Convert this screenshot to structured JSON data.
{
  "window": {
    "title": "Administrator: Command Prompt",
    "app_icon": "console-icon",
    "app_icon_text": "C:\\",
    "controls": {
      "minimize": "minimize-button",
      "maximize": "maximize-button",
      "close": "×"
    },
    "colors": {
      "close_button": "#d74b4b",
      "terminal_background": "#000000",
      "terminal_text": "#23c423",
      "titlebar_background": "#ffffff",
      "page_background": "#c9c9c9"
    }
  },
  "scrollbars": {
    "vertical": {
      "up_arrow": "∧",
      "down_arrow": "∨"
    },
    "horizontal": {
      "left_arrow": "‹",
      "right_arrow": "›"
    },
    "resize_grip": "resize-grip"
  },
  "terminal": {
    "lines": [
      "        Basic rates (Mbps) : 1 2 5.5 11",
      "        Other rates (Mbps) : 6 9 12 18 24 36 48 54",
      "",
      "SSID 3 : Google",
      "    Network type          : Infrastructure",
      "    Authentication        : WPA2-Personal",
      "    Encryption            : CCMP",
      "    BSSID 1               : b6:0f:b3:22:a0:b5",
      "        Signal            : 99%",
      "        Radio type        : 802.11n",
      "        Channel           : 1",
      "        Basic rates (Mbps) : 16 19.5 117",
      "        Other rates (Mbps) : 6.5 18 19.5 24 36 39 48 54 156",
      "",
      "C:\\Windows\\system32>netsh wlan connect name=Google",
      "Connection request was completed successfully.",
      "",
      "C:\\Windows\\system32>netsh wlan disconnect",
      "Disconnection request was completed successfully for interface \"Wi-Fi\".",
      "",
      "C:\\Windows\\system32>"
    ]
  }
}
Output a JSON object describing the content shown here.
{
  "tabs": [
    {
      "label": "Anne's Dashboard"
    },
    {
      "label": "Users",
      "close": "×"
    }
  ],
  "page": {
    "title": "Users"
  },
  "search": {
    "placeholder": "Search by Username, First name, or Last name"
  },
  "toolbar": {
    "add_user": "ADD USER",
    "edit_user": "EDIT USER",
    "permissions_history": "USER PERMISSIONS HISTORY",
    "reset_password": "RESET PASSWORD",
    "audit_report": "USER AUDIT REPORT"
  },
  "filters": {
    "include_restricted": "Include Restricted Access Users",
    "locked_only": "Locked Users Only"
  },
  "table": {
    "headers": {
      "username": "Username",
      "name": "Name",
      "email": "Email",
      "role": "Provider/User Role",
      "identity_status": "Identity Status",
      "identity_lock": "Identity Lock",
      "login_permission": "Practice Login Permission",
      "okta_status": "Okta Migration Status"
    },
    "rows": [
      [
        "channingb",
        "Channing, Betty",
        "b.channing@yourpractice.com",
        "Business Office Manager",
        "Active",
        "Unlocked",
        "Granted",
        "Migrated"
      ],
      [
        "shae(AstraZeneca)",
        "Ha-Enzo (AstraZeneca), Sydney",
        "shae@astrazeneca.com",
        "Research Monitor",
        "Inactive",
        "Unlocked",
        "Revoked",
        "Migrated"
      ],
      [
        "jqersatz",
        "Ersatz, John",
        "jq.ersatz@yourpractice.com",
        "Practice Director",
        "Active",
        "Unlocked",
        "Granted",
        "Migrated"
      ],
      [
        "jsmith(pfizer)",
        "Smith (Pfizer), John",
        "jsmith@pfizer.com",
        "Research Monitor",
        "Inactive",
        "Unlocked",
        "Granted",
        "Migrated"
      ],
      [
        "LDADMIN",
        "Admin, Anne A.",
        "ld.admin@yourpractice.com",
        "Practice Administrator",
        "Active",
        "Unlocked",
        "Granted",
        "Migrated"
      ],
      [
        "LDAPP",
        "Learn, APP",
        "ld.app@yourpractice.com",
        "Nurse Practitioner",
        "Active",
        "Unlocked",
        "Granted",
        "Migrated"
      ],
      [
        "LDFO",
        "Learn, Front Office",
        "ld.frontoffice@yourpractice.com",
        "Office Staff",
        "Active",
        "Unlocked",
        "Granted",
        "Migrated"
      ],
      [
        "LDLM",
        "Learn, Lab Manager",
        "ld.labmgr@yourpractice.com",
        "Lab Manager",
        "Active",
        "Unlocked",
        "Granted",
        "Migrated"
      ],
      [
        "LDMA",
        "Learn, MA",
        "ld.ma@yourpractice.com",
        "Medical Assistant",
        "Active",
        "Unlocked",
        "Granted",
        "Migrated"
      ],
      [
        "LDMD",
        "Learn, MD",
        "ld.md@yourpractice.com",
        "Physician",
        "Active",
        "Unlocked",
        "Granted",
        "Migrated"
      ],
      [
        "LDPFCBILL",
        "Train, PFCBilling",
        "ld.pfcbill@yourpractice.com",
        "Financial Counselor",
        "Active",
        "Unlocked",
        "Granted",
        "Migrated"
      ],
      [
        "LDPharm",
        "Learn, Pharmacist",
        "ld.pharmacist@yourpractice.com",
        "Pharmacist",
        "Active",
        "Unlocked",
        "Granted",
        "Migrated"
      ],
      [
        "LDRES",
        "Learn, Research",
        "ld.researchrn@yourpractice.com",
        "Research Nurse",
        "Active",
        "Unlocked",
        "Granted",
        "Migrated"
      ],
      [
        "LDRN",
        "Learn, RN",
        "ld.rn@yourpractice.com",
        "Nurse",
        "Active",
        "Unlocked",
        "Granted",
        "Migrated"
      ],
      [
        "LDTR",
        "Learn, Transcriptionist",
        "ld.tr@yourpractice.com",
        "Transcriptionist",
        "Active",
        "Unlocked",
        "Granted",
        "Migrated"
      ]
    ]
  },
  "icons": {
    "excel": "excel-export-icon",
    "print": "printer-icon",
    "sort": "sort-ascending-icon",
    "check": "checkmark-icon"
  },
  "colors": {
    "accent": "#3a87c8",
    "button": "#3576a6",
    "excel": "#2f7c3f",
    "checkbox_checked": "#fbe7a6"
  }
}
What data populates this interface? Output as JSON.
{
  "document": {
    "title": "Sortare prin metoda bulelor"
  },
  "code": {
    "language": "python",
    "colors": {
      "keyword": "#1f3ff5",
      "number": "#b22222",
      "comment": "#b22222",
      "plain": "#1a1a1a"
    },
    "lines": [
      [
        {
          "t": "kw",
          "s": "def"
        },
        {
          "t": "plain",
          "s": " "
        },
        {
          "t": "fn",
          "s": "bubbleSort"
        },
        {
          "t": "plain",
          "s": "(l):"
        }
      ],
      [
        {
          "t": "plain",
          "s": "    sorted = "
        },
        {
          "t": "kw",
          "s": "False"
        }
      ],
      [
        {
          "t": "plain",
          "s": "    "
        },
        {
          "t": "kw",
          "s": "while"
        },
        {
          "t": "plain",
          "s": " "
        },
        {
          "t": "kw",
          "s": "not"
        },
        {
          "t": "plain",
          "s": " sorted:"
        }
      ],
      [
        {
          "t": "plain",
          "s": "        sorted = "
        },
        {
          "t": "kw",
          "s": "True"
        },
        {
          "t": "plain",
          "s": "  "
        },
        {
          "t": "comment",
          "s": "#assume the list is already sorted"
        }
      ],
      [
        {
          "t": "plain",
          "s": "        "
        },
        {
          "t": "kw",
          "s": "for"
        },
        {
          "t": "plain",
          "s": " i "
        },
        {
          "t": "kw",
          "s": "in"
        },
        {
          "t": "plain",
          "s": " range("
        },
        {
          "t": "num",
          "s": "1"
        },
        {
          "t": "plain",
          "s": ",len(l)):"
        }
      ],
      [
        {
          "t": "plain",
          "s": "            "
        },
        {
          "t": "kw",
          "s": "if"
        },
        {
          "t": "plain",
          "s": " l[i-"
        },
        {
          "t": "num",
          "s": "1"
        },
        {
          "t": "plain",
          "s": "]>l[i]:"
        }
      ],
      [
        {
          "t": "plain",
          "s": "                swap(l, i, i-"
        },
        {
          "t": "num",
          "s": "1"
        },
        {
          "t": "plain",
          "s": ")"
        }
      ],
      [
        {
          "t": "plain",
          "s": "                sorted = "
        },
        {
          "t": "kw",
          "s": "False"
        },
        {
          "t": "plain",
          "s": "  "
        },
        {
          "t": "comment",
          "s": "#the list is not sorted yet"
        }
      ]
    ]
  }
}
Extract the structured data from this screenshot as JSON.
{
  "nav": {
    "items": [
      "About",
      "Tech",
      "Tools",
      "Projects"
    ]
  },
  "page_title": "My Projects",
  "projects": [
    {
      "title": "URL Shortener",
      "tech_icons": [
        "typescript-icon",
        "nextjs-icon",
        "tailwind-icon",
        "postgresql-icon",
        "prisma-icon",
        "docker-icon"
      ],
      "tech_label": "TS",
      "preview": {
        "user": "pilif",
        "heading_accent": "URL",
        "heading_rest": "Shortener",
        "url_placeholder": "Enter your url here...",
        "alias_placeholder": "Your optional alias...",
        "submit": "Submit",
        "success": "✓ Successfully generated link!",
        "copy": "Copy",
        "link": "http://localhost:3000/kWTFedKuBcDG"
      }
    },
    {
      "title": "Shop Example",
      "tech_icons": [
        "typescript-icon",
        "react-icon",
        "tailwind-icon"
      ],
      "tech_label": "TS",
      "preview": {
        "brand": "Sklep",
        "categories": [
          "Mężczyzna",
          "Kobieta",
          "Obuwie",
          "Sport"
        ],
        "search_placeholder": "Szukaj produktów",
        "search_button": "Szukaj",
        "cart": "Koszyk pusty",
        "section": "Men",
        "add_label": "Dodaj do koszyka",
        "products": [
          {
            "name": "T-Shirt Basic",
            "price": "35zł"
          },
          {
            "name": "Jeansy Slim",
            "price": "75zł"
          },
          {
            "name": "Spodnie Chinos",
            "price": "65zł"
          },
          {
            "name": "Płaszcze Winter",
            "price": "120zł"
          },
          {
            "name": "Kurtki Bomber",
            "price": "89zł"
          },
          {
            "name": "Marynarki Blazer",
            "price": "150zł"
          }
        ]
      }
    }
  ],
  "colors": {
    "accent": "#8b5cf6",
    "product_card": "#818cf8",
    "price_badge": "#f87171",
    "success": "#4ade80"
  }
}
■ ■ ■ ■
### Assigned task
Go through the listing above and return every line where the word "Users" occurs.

### Expected output
      "label": "Users",
    "title": "Users"
    "include_restricted": "Include Restricted Access Users",
    "locked_only": "Locked Users Only"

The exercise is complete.